The treatment options for rheumatoid arthritis (RA) have come a long way in the last several decades progressing from managing acute inflammation with non-steroidal anti-inflammatory drugs (NSAIDs) to disease-modifying anti-rheumatic drugs (DMARDs) like methotrexate and anti-tumor necrosis factor (TNF) antibodies, which can decrease disease activity (1). These new treatment options have improved quality of life in a substantial amount of RA patients, however the largest factor affecting the outcomes of RA treatment is disease duration (2). Put another way, patients who begin treatment in the early stages of RA show a better prognosis than patients who begin treatment in the late stages. Thus, RA patient outcomes can be improved by correctly diagnosing RA early in the disease process and starting an appropriate treatment.
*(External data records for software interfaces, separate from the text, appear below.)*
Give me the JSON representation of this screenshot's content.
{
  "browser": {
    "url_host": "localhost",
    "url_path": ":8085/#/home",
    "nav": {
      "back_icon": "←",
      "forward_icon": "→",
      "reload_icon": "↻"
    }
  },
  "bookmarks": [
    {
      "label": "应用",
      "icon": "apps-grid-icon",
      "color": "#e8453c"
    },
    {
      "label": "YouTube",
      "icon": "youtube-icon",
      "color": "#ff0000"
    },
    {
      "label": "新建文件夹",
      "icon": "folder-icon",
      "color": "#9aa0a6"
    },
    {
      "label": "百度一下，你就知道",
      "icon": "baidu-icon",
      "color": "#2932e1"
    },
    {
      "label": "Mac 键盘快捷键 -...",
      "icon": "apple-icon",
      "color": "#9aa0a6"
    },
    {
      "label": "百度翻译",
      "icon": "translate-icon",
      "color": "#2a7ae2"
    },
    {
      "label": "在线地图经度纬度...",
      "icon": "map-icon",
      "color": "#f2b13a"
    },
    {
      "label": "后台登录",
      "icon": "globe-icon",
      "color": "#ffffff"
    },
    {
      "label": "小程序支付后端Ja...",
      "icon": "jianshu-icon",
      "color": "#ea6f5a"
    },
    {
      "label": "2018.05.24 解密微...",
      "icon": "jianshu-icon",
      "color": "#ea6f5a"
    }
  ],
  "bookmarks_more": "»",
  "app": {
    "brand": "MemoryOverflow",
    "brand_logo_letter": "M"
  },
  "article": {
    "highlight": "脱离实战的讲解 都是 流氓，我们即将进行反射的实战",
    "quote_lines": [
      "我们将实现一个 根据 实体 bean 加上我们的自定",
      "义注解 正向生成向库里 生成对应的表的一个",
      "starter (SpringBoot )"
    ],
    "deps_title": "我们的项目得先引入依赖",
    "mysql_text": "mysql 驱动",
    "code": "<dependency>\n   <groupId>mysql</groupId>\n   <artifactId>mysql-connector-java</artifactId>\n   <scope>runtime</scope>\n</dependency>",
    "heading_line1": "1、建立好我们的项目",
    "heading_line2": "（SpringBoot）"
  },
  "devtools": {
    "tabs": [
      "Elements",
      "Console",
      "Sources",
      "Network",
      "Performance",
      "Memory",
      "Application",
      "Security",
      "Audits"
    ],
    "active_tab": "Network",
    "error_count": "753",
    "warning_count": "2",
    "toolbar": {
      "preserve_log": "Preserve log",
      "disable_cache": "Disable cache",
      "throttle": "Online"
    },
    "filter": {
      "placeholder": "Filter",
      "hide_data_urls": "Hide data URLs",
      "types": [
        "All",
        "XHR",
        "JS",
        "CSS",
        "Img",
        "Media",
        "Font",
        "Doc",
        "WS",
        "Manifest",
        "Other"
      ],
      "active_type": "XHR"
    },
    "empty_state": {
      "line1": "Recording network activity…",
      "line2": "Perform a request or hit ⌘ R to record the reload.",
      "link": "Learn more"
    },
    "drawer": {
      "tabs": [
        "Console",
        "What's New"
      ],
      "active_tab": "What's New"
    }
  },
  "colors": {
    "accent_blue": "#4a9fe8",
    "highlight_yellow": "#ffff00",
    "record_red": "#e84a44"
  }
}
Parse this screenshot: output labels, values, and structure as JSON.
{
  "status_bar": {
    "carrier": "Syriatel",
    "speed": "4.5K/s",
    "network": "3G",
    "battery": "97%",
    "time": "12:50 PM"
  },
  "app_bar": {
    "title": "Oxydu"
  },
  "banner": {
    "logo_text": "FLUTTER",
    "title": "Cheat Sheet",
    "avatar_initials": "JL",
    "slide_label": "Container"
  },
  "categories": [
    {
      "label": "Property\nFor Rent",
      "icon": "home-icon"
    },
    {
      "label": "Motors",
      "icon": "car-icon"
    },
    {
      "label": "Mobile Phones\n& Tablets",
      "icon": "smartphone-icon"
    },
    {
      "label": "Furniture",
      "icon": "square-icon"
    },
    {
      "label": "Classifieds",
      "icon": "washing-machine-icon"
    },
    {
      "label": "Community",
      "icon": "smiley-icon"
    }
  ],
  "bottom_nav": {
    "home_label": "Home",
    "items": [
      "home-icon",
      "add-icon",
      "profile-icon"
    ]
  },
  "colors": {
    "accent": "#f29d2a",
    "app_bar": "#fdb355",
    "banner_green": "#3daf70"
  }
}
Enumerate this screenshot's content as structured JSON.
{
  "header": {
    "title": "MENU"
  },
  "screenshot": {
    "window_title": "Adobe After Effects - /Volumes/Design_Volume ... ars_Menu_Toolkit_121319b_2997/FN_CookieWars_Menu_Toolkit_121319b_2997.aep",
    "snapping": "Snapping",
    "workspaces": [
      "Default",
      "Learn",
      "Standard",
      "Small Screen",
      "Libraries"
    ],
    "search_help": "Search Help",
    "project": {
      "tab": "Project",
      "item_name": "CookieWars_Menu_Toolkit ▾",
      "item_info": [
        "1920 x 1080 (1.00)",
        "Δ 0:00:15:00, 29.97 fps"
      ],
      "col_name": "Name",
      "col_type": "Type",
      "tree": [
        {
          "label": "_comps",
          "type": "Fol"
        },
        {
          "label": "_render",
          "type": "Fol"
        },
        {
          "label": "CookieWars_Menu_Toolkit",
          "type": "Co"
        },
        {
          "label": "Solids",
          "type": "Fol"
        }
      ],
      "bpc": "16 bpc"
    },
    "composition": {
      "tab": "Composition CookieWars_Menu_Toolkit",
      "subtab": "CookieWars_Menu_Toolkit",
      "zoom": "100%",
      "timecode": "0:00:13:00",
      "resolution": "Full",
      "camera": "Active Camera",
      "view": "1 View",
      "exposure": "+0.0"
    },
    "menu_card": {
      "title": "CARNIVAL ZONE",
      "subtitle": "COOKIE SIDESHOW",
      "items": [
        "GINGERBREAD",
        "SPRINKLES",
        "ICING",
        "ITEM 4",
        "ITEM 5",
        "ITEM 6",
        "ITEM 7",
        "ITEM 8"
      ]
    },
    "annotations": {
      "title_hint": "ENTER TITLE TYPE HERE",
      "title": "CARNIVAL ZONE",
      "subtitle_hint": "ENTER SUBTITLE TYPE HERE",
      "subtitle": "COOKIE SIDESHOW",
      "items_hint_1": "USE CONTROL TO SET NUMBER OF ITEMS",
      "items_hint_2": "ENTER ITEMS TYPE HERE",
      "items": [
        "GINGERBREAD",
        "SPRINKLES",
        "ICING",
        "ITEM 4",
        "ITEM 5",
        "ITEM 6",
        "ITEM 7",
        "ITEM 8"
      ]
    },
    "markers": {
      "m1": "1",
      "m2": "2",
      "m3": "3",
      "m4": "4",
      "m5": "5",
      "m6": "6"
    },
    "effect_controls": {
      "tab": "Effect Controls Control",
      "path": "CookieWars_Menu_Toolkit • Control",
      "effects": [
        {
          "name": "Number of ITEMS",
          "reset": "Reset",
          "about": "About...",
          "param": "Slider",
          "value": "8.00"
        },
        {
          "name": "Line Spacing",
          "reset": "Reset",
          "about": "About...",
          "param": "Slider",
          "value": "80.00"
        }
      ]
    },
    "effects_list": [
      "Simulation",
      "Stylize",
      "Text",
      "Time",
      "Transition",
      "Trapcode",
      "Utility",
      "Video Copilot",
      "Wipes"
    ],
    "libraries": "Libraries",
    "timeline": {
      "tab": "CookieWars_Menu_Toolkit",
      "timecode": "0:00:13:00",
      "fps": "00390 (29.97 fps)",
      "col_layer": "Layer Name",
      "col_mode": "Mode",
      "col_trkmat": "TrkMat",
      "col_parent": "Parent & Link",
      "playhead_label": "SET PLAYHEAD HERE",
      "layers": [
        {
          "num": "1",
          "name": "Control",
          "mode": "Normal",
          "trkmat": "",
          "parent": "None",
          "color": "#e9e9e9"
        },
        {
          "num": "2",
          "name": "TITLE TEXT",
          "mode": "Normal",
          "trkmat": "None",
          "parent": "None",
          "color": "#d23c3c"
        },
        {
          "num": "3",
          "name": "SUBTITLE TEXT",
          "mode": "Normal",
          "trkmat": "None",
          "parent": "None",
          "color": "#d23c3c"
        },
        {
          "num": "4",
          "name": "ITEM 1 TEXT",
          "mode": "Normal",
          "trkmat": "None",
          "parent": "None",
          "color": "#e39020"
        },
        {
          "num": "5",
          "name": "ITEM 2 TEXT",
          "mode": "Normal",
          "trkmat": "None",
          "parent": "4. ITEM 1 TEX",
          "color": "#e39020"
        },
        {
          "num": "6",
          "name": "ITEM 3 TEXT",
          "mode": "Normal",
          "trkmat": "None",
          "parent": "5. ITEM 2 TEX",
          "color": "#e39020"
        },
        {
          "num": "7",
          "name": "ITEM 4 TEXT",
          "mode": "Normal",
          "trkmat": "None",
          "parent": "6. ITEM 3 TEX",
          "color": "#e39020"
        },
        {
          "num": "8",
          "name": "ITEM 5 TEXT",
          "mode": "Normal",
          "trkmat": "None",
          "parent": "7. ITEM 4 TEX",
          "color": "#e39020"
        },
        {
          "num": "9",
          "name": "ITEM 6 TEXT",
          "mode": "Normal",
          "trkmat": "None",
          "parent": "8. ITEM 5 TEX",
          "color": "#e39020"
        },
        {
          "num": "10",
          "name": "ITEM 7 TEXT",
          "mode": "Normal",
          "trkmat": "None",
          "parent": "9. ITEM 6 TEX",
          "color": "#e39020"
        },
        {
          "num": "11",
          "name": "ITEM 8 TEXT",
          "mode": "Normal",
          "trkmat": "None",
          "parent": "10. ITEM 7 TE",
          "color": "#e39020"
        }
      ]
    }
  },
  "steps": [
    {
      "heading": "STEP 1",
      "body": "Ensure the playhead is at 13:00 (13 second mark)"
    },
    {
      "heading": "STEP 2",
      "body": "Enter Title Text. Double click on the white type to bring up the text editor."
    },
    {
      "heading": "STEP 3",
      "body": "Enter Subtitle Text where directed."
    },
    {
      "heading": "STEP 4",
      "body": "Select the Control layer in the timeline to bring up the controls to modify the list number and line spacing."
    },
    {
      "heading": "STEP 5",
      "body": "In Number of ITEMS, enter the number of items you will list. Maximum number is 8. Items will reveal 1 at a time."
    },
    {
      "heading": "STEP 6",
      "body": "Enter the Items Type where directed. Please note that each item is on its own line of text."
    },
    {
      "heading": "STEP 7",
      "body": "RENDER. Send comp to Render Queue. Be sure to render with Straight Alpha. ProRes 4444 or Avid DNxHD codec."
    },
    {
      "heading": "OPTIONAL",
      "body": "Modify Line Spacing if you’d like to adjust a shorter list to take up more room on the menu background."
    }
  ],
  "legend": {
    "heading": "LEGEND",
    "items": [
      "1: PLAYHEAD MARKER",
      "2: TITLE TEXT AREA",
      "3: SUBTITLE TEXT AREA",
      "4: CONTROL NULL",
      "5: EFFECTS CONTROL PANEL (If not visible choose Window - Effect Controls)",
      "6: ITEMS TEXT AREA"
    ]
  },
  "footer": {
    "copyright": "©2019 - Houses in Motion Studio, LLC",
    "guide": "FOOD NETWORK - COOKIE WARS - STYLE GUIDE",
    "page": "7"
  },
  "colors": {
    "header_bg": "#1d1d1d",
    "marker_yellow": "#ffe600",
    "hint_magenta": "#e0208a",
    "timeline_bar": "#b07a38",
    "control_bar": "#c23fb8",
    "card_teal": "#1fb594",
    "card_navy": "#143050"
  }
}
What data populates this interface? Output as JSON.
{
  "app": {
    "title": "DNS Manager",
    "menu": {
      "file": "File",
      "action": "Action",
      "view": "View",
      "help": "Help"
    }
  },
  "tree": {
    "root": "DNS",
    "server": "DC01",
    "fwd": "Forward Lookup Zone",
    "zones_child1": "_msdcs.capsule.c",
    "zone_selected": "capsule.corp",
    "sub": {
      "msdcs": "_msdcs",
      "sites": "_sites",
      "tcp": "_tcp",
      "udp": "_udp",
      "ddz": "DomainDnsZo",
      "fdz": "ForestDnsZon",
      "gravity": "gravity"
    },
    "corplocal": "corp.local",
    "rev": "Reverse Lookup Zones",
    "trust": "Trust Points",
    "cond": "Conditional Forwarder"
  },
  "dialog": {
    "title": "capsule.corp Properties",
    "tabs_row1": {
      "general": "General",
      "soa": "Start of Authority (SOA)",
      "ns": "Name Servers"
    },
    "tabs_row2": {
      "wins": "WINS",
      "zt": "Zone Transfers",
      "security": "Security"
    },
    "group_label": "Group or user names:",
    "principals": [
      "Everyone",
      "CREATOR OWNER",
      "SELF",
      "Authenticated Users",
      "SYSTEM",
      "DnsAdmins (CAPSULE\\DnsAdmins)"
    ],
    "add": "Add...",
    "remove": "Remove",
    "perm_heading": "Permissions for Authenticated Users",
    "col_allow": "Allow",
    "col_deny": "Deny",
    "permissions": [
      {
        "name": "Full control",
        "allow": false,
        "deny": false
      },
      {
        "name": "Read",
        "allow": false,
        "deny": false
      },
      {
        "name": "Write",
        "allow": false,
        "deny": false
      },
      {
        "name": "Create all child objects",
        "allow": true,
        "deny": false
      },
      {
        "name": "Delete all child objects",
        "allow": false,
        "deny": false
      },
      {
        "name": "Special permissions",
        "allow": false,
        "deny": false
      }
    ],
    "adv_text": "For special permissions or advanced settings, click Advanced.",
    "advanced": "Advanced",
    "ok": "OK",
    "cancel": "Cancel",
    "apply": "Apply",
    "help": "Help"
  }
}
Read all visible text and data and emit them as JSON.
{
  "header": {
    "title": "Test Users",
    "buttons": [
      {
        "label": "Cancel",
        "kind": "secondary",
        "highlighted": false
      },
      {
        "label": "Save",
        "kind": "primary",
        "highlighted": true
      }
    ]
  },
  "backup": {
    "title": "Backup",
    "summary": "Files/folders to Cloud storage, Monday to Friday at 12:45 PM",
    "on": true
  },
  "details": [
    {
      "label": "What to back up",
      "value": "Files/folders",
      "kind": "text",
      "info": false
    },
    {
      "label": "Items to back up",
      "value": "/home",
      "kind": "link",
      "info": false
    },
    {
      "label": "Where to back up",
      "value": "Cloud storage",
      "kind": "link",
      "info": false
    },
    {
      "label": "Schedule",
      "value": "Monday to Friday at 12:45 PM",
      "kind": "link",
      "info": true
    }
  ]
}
There is a preclinical phase of RA where IgM-rheumatoid factor (RF) and antibodies to citrullinated protein antigens (ACPA) can be detected, without clinical signs of inflammatory (3-5). However, conducting IgM-RF and ACPA screening tests for all patients who do not have any symptoms of RA would not be feasible. Additionally, serum markers are only approximately 60-80 % accurate for RA diagnosis since a significant number of patients are seronegative for these markers. Realistically, unless a patient is aware of a genetic predisposition to developing RA, the first time that a patient would be checked for these autoantibodies is when they experience arthralgia, a common symptom of preclinical RA.
Assessing structural changes of joints can also be used for diagnosis of RA. Conventional radiography or ultrasound has been traditionally used to identify bone erosions seen in the late stages of RA, however they lack the sensitivity to detect soft tissue changes (eg. synovitis) seen in early RA. While magnetic resonance imaging (MRI) or computed tomography (CT) has the sensitivity to detect subclinical inflammation in the soft tissue of joints, the time and cost considerations of using MRI preclude it as a RA screening test for patients with arthralgia (6). Thus, there is a current need for a cost-effective imaging technique that can be used for early diagnosis of RA.
Optical molecular imaging (OMI) is gaining popularity in the clinical setting due to its excellent spatial and temporal resolution and cost of operation. This imaging technique allows for in vivo visualization of cellular and subcellular processes using target-specific fluorescent probes and visible or near-visible light. OMI is currently used to visualize tumors for diagnostic and surgical applications (7), but research into adapting this technology for diagnosing and treating other diseases is currently underway. For instance, researchers at the University of Michigan reported using a near-infrared optical molecular imaging compound to visualize joint inflammation in the Mouse Collagen Antibody-Induced Arthritis model (8).
In this study, the Arthrogen-CIA 5-Clone Cocktail Kit was used to induce the Collagen Antibody-Induced Arthritis Model in Balb/c mice. The mice were subcutaneously or orally treated with one of two near-infrared imaging agents: IRDye800CW or AF680 (9). These compounds are negatively charged imaging agents containing a targeting ligand specific for αVβ3 integrins on activated macrophages that infiltrate the synovial space in during RA and image any existing inflammation.
The IRDye800CW fluorophore, whether subcutaneously and orally administered, exhibited high contrast between inflamed and non-inflamed joints in CAIA mice, while AF680 did not have an obvious difference between inflamed and non-inflamed joints. This contrast peaked at 48 hours after administration, as the signal measured in non-inflamed joints continued to decrease. Ex vivo histological analysis confirmed macrophage infiltration in inflamed ankles that coincided with high signal from IRDye800CW. Additionally, the researchers developed a low affinity stereoisomer of IRDye800CW to confirm the specificity of IRDye800CW. The isomer showed low signals in inflamed joints compared to IRDye800CW.
The researchers also performed analyses using a 3D COMSOL model of a human hand to determine if IRDye800CW can be used in imaging the joints of human patients with a greater tissue depth than seen in the mouse experiments. Using data from their mouse experiments, as well as available clinical data from prior imaging studies, the researchers determined that a positive result in the COMSOL model must have a tissue to background signal ratio greater than 5.5:1. IRDye800CW did achieve the 5.5:1 contrast ratio needed to be considered a positive result, however clinical studies would be needed to confirm the in silica analysis.
These published findings emphasize the importance of developing a quick and efficient screening tool for RA. By applying new molecular tools to a robust and well-characterized disease model such as CAIA, the researchers have developed a novel method that can aid in the early diagnosis of RA in a cost-effective way. Since OMI diagnosis protocols would be more widely available and cheaper than MRI, a wider range of health care providers could use it to screen arthralgia patients for RA risk. OMI also requires a shorter testing time than MRIs, making it more suitable as a screening test. Thus, OMI using an imaging probe specific to RA biomarkers, like IRDye800CW, could provide a cost-effective way to enhance the ability of rheumatologists to diagnose RA in its early stages and improve patient outcomes.